October 23, 2002 |
As U.S. hospitals struggle with a continuing shortage of nurses, a large-scale study has found a significant increase in deaths after surgery for every patient added to a nurse's workload. Writing in today's Journal of the American Medical Association, the researchers said the chances of dying within 30 days from complications of routine surgery such as knee replacement or gall bladder removal increased 7 percent for every additional case the nurse was responsible for. "Nurses are the front line of surveillance and early detection of potentially life-threatening problems," said Linda Aiken, lead author and director of the Center for Health Outcomes and Policy Research at the University of Pennsylvania School of Nursing.
May 10, 1999 |
Mary Ann Trogele Nark, 92, a longtime nurse and a World War II veteran, died Thursday at the New Jersey Veterans Home, Vineland.

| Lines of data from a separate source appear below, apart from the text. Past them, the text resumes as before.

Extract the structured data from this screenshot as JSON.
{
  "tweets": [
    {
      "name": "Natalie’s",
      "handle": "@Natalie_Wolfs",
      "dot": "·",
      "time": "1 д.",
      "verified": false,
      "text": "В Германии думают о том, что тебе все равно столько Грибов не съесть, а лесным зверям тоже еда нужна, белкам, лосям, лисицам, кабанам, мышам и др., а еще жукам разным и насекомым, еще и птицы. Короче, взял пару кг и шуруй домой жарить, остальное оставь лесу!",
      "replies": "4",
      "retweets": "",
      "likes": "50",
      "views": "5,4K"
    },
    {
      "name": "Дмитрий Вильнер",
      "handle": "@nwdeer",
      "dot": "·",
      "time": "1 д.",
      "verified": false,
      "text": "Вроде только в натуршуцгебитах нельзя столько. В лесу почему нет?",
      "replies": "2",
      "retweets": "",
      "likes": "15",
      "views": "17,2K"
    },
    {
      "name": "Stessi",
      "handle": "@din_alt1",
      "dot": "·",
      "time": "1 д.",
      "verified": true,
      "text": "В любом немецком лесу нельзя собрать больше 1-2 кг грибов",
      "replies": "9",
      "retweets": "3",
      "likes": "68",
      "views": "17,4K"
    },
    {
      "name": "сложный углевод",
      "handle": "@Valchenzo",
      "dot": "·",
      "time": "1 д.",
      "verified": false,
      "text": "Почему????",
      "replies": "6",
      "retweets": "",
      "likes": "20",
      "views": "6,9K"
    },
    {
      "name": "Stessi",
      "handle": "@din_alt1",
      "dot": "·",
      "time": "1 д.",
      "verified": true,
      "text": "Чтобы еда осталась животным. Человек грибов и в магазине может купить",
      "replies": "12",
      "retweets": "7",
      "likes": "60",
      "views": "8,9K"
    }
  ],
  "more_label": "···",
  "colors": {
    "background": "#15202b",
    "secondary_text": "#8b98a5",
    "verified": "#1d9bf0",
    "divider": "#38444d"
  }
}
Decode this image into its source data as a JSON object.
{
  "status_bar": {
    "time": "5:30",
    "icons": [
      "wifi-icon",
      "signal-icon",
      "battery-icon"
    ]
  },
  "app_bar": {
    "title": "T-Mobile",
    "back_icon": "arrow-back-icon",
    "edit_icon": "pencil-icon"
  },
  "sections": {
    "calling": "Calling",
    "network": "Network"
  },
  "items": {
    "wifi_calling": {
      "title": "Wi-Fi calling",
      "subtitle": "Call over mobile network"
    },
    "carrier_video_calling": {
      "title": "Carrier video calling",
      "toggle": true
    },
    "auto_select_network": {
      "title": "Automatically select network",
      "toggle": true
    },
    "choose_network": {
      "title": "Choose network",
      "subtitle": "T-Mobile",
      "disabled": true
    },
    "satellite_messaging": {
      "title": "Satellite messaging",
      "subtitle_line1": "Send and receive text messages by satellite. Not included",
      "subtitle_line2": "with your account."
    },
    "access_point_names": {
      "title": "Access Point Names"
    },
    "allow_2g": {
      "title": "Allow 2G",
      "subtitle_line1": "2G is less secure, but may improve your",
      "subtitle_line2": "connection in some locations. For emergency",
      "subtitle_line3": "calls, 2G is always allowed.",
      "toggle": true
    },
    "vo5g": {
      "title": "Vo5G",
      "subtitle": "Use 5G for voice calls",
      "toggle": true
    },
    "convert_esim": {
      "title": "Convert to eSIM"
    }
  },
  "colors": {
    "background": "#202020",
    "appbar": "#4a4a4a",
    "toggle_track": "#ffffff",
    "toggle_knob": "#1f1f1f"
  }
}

Before moving to Vineland about five years ago, Mrs. Nark lived in Gloucester City for more than 40 years. She was born in Virginia and raised in Gloucester City. During World War II, Mrs. Nark reached the rank of major in the Army Nursing Corps, helping it create and operate hospital units. Before and after the war, she worked for the Veterans Administration.
December 20, 1997
When it comes to reassuring patients at bedside, who wouldn't prefer a nurse to a hospital manager? It just figures the people who know how to fit the bed with hospital corners are going to offer more comfort than those whose jobs tempt them to cut corners. That's not to deny that health-care management is a difficult juggling act even for the best-intentioned: controlling costs, meeting fierce competition, and coping with the quirks of government programs. But face it, some of the biggest hospital players are pursuing strategies that repeatedly raise questions about quality of care - from mega-mergers, to mass layoffs like those in the Allegheny Health system, to the "downskilling" of staff working the surgical wards.
January 10, 1997 |
Citing pressures from managed-care insurers to contain costs, Memorial Hospital of Burlington County laid off all of its licensed practical nurses today to help reduce its budget by $1.5 million. Sue Pitoscia, Memorial's patient care vice president, said eliminating all 17 LPN positions was necessary because of declines in the hospital's reimbursement rates from health insurance companies and declines in the average length of hospital stays. "We'll save about $340,000 a year," with the staff reductions, Pitoscia said.
October 23, 1992 |
With health care high on the American agenda, Republican U.S. Sen. Arlen Specter devoted yesterday to courting nurses and touting their support of him over Democrat Lynn Yeakel in Pennsylvania's Senate race. Specter received the endorsement of the Pennsylvania League of Nursing during a meeting with about two dozen health-care professionals at Magee- Womens Hospital, the largest maternity center in Western Pennsylvania. Yeakel was ill yesterday and canceled a day of campaign appearances, including a tour through the Lehigh Valley with U.S. Sen. Frank R. Lautenberg (D., N.J.)
April 21, 1991 |
Dr. Dorothy Ann Mereness, 80, a former dean of the School of Nursing at the University of Pennsylvania and an early leader in the field of pyschiatric nursing, died yesterday at Chestnut Hill Hospital after a brief illness. A tall, outspoken woman, Dr. Mereness worked at some of the nation's most- distinguished nursing schools. She also wrote extensively, publishing 45 articles and books, including the widely used textbook Essentials of Psychiatric Nursing. She was an early advocate of using nurses on psychiatric teams.